WASH HANDS, NOT THE BIRD.
According to an FDA food-safety survey, 68 percent of people wash whole turkeys before cooking. Rather than getting rid of bacteria, however, the splashing water spreads harmful pathogens to other areas—like sinks and food prepping surfaces—up to 3 feet away. Banish bacteria by washing hands before and after handling raw poultry, meat or seafood.
KNOW YOUR STUFF.
Traditional stuffing is one of the Thanksgiving foods most susceptible to foodborne illness, since harmful bacteria can survive in stuffing that does not reach 165 degrees.
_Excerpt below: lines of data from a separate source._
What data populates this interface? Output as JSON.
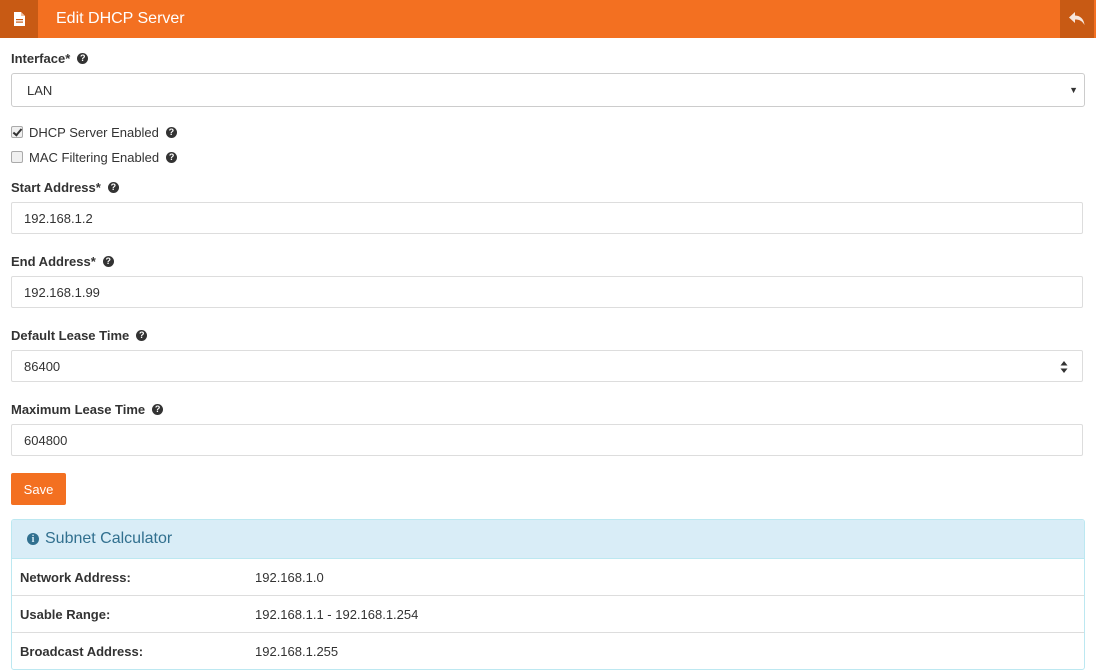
{
  "header": {
    "title": "Edit DHCP Server",
    "left_icon": "document-icon",
    "right_icon": "back-arrow-icon",
    "color": "#f37021"
  },
  "form": {
    "interface": {
      "label": "Interface*",
      "value": "LAN"
    },
    "dhcp_enabled": {
      "label": "DHCP Server Enabled",
      "checked": true
    },
    "mac_filtering": {
      "label": "MAC Filtering Enabled",
      "checked": false
    },
    "start_address": {
      "label": "Start Address*",
      "value": "192.168.1.2"
    },
    "end_address": {
      "label": "End Address*",
      "value": "192.168.1.99"
    },
    "default_lease": {
      "label": "Default Lease Time",
      "value": "86400"
    },
    "max_lease": {
      "label": "Maximum Lease Time",
      "value": "604800"
    },
    "save_label": "Save"
  },
  "subnet": {
    "title": "Subnet Calculator",
    "rows": [
      {
        "label": "Network Address:",
        "value": "192.168.1.0"
      },
      {
        "label": "Usable Range:",
        "value": "192.168.1.1 - 192.168.1.254"
      },
      {
        "label": "Broadcast Address:",
        "value": "192.168.1.255"
      }
    ]
  }
}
Avoid disaster by putting the stuffed bird in an oven, set to 325 degrees or higher, immediately after preparation and use a food thermometer to ensure the stuffing reaches the safe minimum internal temperature (165 degrees).
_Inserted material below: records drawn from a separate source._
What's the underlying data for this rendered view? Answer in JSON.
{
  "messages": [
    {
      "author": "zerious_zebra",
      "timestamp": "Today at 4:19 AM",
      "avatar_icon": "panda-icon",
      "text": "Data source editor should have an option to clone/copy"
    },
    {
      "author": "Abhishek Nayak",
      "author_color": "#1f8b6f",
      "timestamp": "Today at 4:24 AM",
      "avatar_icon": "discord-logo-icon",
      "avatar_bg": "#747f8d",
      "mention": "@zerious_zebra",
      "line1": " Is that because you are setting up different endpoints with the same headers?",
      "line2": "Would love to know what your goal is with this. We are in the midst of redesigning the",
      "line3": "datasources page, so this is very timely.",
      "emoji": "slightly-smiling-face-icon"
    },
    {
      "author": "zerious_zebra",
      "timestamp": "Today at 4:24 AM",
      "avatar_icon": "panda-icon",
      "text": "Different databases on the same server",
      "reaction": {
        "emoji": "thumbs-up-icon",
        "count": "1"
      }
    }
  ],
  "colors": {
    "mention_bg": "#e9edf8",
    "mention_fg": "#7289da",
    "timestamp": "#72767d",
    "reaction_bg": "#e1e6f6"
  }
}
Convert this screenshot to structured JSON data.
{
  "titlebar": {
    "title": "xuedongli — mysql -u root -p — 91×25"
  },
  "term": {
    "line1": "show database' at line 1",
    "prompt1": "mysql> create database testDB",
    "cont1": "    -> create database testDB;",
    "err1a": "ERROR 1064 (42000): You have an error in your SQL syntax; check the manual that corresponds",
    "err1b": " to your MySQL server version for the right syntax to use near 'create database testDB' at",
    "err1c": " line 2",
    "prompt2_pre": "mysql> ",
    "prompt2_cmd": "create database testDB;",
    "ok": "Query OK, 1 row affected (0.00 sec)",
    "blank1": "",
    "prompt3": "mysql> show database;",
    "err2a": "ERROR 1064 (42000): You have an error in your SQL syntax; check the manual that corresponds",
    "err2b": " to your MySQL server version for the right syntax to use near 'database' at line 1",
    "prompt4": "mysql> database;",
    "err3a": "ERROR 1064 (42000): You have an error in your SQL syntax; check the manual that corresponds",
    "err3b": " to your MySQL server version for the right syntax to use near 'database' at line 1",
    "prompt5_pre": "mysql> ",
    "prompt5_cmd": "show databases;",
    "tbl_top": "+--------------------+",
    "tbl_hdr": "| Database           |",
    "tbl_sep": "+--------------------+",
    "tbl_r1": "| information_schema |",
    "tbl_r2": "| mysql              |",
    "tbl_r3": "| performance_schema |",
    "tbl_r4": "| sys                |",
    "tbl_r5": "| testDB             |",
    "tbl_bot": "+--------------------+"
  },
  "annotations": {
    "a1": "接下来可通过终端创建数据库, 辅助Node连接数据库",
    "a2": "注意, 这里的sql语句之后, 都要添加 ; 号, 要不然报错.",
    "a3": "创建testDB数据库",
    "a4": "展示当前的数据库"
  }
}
THINK OUTSIDE THE TURKEY.
Better yet, avoid the dangers of stuffing and cook dressing— preparing stuffing outside of a turkey. Although safer, cooks still need to be aware of potential food borne illness. If using raw meat, poultry, or shellfish in the dish, precook the raw ingredients separately first. On Thanksgiving, there is no such thing as too many cooks in the kitchen; having family home to prep, cook, and bake together is one of the best things about the holiday. However, having so many helping hands increases the chance of spreading germs. Avoid disaster by reviewing these helpful